don't say gay

Florida Could Be Cleaning Up DeSantis’s Disney Mess for Years to Come

Activists at the Miami Beach Pride Parade protest against the “Parental Rights in Education” bill, more commonly known as the “Don’t Say Gay” bill, earlier this month. Photo: Cristobal Herrera-Ulashkevich/EPA-EFE/Shutterstock

Ron DeSantis may be looking beyond the Florida-Georgia line for the 2024 election, but the damage he let loose this week could be impacting the state for years to come.

Florida’s culture-war governor signed a law on Friday canceling the de facto tax benefits in the state for the Walt Disney Company, which spoke out against the “Don’t Say Gay” legislation barring public schools from “encouraging” classroom discussions on gender identity. The message is clear: Pro-business protections are now conditioned upon businesses accepting the governing party’s reactionary leanings. But the intended targets inside the Cinderella Castle may not be the Floridians actually getting hurt by the authoritarian move.

The new law gets rid of Disney’s special improvement district, a catered tax setup established in 1967 which allows the company to run its own fire department and sewer services. Now, the protected area known as the Reedy Creek Improvement District will dissolve in June 2023 — and it appears that the House of Mouse won’t be paying the price. As the arrangement currently stands, Disney is basically allowed to tax itself to pay for utilities and infrastructure; according to the tax collector for the adjacent Orange County, the Reedy Creek Improvement District brings in around $105 million per year in general revenue, in addition to tens of millions in annual property taxes.

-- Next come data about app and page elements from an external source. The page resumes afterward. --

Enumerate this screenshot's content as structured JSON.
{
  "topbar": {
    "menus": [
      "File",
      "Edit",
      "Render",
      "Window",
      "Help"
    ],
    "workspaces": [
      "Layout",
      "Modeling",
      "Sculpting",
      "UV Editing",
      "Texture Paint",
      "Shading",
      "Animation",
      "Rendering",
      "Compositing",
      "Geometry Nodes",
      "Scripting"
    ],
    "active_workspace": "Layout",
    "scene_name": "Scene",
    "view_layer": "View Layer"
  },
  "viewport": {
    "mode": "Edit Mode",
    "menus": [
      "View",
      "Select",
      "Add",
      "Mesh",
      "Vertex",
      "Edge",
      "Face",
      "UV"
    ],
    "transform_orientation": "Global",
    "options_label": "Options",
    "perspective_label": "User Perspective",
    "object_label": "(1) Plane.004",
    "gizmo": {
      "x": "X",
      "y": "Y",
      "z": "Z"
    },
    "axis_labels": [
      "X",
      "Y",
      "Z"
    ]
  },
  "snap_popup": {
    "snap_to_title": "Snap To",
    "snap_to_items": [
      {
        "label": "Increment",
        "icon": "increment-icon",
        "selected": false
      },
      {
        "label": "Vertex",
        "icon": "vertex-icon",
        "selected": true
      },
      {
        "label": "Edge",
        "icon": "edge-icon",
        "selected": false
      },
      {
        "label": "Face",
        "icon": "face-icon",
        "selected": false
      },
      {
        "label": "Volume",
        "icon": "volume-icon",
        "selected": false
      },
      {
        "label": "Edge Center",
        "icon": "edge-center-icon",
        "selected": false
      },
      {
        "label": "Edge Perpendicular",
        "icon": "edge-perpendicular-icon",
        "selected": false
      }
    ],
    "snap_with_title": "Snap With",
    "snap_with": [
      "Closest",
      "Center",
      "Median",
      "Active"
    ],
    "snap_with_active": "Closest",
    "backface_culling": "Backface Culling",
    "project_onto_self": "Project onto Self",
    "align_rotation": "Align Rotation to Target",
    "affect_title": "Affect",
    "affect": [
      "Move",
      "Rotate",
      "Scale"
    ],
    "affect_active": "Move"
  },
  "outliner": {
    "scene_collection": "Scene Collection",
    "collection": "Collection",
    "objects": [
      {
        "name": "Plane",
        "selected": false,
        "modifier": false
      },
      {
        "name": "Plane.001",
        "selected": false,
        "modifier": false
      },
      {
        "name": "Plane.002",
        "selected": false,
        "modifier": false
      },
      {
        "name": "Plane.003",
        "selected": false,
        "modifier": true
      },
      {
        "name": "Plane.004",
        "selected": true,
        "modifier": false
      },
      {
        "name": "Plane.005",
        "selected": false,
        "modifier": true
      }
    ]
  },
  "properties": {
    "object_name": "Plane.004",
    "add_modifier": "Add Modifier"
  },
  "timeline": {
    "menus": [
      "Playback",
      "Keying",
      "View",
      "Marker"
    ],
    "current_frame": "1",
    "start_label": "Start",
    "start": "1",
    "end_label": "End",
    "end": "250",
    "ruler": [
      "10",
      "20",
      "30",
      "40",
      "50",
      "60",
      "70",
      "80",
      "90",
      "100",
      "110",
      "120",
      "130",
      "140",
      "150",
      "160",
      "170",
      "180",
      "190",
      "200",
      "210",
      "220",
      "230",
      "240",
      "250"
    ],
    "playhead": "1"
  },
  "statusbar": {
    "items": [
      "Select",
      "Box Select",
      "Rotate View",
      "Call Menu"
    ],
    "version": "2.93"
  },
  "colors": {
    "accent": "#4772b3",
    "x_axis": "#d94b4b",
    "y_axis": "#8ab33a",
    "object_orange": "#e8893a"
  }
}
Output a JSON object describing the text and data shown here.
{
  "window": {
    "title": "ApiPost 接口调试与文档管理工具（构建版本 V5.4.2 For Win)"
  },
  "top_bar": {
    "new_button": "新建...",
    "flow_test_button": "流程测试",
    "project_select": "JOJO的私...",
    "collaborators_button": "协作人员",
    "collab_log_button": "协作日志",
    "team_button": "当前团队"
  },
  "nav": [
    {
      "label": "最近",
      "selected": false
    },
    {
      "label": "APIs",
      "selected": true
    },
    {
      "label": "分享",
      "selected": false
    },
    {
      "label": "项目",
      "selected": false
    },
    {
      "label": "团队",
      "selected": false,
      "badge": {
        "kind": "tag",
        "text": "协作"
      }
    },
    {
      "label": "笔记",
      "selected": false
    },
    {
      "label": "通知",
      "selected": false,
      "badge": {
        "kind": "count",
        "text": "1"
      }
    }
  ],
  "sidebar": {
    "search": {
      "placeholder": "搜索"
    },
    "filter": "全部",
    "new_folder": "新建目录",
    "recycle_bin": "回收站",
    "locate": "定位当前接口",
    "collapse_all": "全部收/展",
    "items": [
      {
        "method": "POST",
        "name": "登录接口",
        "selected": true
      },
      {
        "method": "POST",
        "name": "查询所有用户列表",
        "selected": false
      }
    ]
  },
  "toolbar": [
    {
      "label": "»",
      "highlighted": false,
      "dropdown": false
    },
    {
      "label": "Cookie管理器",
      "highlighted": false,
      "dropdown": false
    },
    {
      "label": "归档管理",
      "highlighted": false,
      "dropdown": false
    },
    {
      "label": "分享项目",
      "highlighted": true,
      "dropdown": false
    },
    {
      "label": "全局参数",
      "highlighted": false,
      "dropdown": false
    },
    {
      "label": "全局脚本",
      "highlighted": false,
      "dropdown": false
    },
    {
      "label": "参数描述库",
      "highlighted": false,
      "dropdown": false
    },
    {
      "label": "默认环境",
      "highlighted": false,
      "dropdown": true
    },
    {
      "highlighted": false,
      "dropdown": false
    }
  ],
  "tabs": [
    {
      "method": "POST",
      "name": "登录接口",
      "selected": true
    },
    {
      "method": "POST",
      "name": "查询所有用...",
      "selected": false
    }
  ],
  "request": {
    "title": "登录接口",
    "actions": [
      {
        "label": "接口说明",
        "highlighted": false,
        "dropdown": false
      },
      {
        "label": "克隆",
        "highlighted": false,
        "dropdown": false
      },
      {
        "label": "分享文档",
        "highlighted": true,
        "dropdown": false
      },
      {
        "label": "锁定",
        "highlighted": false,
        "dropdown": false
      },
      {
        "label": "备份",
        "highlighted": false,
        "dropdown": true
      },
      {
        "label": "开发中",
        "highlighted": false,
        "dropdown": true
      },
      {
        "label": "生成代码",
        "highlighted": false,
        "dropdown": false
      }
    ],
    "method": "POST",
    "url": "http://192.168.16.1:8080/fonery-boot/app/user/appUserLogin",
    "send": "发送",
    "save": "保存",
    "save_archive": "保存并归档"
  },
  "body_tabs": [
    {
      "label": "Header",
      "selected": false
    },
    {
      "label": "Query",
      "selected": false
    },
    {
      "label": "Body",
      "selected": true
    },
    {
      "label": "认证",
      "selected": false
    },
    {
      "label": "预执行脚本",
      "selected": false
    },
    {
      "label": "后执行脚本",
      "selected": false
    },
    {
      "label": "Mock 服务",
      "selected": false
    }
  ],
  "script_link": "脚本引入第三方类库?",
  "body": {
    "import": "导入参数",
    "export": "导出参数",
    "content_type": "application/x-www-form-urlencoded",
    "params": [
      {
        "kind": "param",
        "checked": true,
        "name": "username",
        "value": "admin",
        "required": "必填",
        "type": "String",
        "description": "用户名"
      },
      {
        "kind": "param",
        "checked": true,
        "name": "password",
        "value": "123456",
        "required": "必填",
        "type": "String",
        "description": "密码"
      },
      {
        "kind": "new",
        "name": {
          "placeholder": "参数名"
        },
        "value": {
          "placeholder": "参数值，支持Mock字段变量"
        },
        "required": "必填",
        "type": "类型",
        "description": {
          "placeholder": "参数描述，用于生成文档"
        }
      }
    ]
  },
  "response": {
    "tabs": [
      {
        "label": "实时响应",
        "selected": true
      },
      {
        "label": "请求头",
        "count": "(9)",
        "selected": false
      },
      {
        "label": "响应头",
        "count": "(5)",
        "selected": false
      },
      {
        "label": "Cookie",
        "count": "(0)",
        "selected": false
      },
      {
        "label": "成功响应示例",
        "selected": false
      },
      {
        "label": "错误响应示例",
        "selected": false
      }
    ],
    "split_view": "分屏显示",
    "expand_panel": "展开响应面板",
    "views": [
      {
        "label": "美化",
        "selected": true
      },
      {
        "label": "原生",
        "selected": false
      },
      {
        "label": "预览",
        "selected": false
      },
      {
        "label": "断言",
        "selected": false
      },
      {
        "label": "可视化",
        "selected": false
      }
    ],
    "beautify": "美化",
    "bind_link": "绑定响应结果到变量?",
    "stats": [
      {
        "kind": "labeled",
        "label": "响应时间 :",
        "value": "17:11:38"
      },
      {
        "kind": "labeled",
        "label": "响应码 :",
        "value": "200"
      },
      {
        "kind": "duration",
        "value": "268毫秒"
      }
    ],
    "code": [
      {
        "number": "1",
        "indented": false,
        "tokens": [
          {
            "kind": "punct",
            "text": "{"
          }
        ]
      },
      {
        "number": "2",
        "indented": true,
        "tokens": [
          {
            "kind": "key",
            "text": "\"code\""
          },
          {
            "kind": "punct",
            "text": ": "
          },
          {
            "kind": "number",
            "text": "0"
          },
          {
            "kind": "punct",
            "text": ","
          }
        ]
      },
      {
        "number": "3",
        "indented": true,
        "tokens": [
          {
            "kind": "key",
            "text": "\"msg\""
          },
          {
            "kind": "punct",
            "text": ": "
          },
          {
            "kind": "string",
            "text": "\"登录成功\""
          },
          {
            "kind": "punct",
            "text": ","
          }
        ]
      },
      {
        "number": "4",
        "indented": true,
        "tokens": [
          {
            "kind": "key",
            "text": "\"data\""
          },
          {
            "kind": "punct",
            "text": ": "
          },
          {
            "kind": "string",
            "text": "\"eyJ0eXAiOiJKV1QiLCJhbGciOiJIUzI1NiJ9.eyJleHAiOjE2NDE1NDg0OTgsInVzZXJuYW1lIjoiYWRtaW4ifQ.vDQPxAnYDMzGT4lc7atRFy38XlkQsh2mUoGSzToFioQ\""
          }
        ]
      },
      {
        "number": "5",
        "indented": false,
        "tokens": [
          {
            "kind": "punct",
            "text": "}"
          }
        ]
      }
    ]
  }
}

When the district turns into a pumpkin next year, residents in nearby Orange and Osceola Counties must pitch in for the maintenance of utilities, waste management, and emergency services inside the 25,000-acre theme park attended by over 58 million visitors each year. More importantly, local governments will become responsible for Reedy Creek’s liabilities, including roughly $1 billion in outstanding bonds, which could mean additional debt burdens as high as $2,800 for a family of four in Orange County, according to the local ABC affiliate. “I don’t see how Orange County doesn’t raise property taxes by 20 percent to 25 percent,” the local tax collector Scott Randolph said.

Could it hurt DeSantis? Raising taxes in one of the state’s most populous counties in an election year is typically not a savvy political move, but any immediate blowback will likely be shouldered by the governor’s popularity in the state, according to recent polls. The real remaining question is whether or not the gamble works: Will other companies headquartered in Florida avoid a clash with the nation’s most powerful Republican governor, sticking to signing tepid petitions condemning anti-LGBT legislation? DeSantis intends to find out at the expense of the local taxpayer.

As the war on Big Mouse captures attention across the country, DeSantis signed another bill on Friday that will reshape Floridian politics for the next decade. That legislation warps the state’s districts to favor Republicans’ chances in as many as four new seats and isolates Democratic control in the cities. Though Democrats intend to sue, it may come too late for the August primary.

DeSantis’s Disney Mess Could Take Years to Clean Up